Hardy shrubs for spring colour
Gardening expert Lucy Hewett talks about the perfect spring flowering shrub duo and the battle of the bluebells
Having provided us with invaluable spring colour, japanese quince and forsythia, pictured right, will need a prune straight after they have finished flowering.
The japanese quince, or chaenomeles japonica, is guaranteed to brighten any spot in your garden.
With bright flame coloured flowers, it reaches a height of 100cm x 200cm.
It is able to tolerate any soil and situation so will happily lighten up a shady wall.
It also has thorny stems so is excellent if security is needed.
And it bears quinces that can be made into jelly!
If yellow is your thing, forsythia is the one for you.
An easy to grow, trouble free shrub growing up to 2 metres it can be planted and virtually neglected! It is fully hardy and can also tolerate any aspect.
Prune straight after flowering.
Fighting the corner for the native bluebell against the Spanish bluebell?
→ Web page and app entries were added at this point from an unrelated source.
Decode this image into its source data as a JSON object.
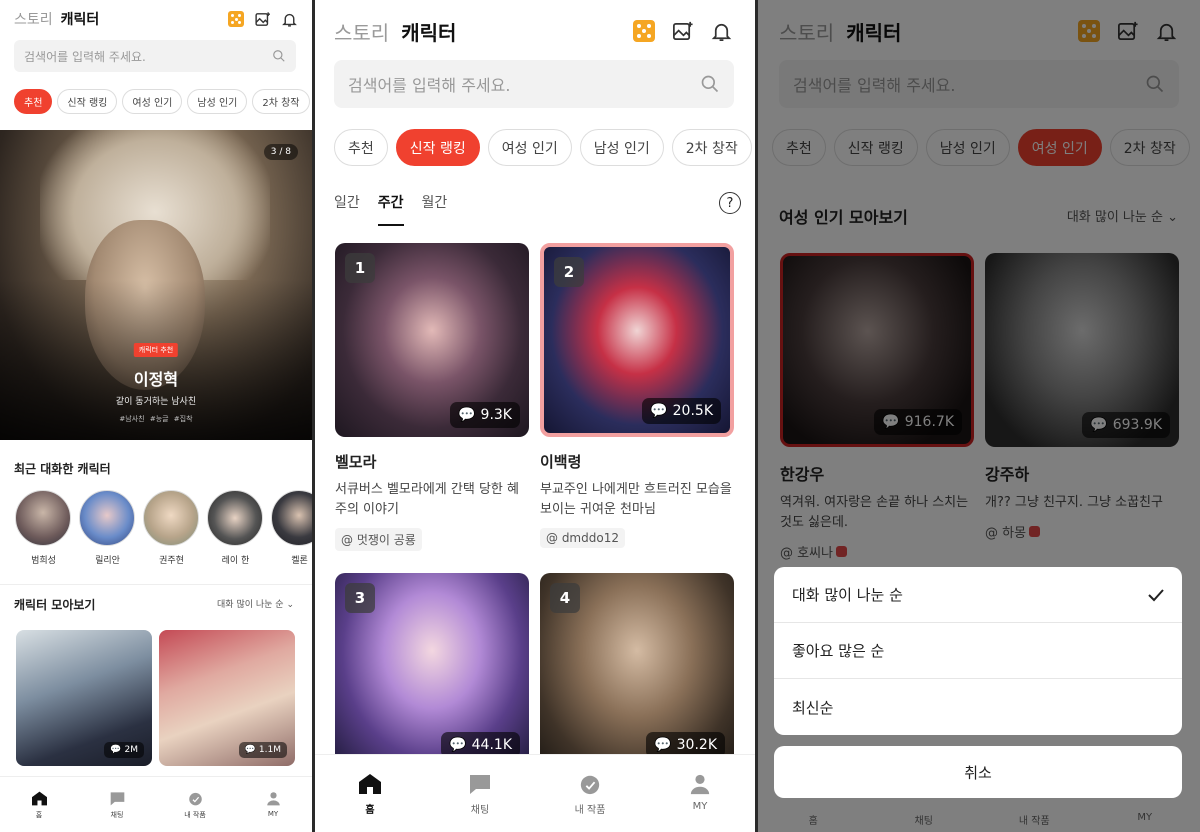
{
  "header": {
    "story_tab": "스토리",
    "character_tab": "캐릭터"
  },
  "search": {
    "placeholder": "검색어를 입력해 주세요."
  },
  "chips": [
    "추천",
    "신작 랭킹",
    "여성 인기",
    "남성 인기",
    "2차 창작"
  ],
  "chips_p3": [
    "추천",
    "신작 랭킹",
    "남성 인기",
    "여성 인기",
    "2차 창작"
  ],
  "nav": {
    "home": "홈",
    "chat": "채팅",
    "my_works": "내 작품",
    "my": "MY"
  },
  "colors": {
    "accent": "#f0412f",
    "dice": "#f5a623"
  },
  "p1": {
    "hero": {
      "pager": "3 / 8",
      "badge": "캐릭터 추천",
      "name": "이정혁",
      "subtitle": "같이 동거하는 남사친",
      "tags": "#남사친 #능글 #집착"
    },
    "recent_title": "최근 대화한 캐릭터",
    "recent": [
      {
        "name": "범희성"
      },
      {
        "name": "릴리안"
      },
      {
        "name": "권주현"
      },
      {
        "name": "레이 한"
      },
      {
        "name": "켈론"
      }
    ],
    "collection_title": "캐릭터 모아보기",
    "sort_label": "대화 많이 나눈 순",
    "cards": [
      {
        "count": "2M"
      },
      {
        "count": "1.1M"
      }
    ]
  },
  "p2": {
    "periods": [
      "일간",
      "주간",
      "월간"
    ],
    "items": [
      {
        "rank": "1",
        "count": "9.3K",
        "name": "벨모라",
        "desc": "서큐버스 벨모라에게 간택 당한 혜주의 이야기",
        "author": "@ 멋쟁이 공룡"
      },
      {
        "rank": "2",
        "count": "20.5K",
        "name": "이백령",
        "desc": "부교주인 나에게만 흐트러진 모습을 보이는 귀여운 천마님",
        "author": "@ dmddo12"
      },
      {
        "rank": "3",
        "count": "44.1K"
      },
      {
        "rank": "4",
        "count": "30.2K"
      }
    ]
  },
  "p3": {
    "section_title": "여성 인기 모아보기",
    "sort_label": "대화 많이 나눈 순",
    "items": [
      {
        "count": "916.7K",
        "name": "한강우",
        "desc": "역겨워. 여자랑은 손끝 하나 스치는 것도 싫은데.",
        "author": "@ 호씨나"
      },
      {
        "count": "693.9K",
        "name": "강주하",
        "desc": "개?? 그냥 친구지. 그냥 소꿉친구",
        "author": "@ 하몽"
      }
    ],
    "sheet": {
      "options": [
        "대화 많이 나눈 순",
        "좋아요 많은 순",
        "최신순"
      ],
      "selected_index": 0,
      "cancel": "취소"
    }
  }
}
The flowers of the native bluebell are narrower and they droop from one side of the stem. The anthers, or pollen-producing parts, are creamy white and the leaves are narrow. The anthers of the Spanish bluebell are pale to dark blue and the leaves are wider. These glorious flowering trees and shrubs whose blooms range from goblet-sized deep red purples to starry whites can be used effectively as standalone specimens and in borders. Magnolia liliiflora ‘Nigra’, for instance, is an ideal compact tree which could make a focal point in a small garden, bearing goblet-shaped deep red-pink flowers in late spring. Magnolia stellata, the star magnolia, is the smallest spring-flowering type and one of the most popular, named for its white star-shaped blooms. M. x soulangeana produces tulipshaped blush white flowers, flushed purple-pink at the base. The evergreen M. grandiflora grows to 3m x 1.8m, producing large creamy white lemonscented flowers in summer. Magnolias prefer neutral to acid soil and the deciduous varieties love clay.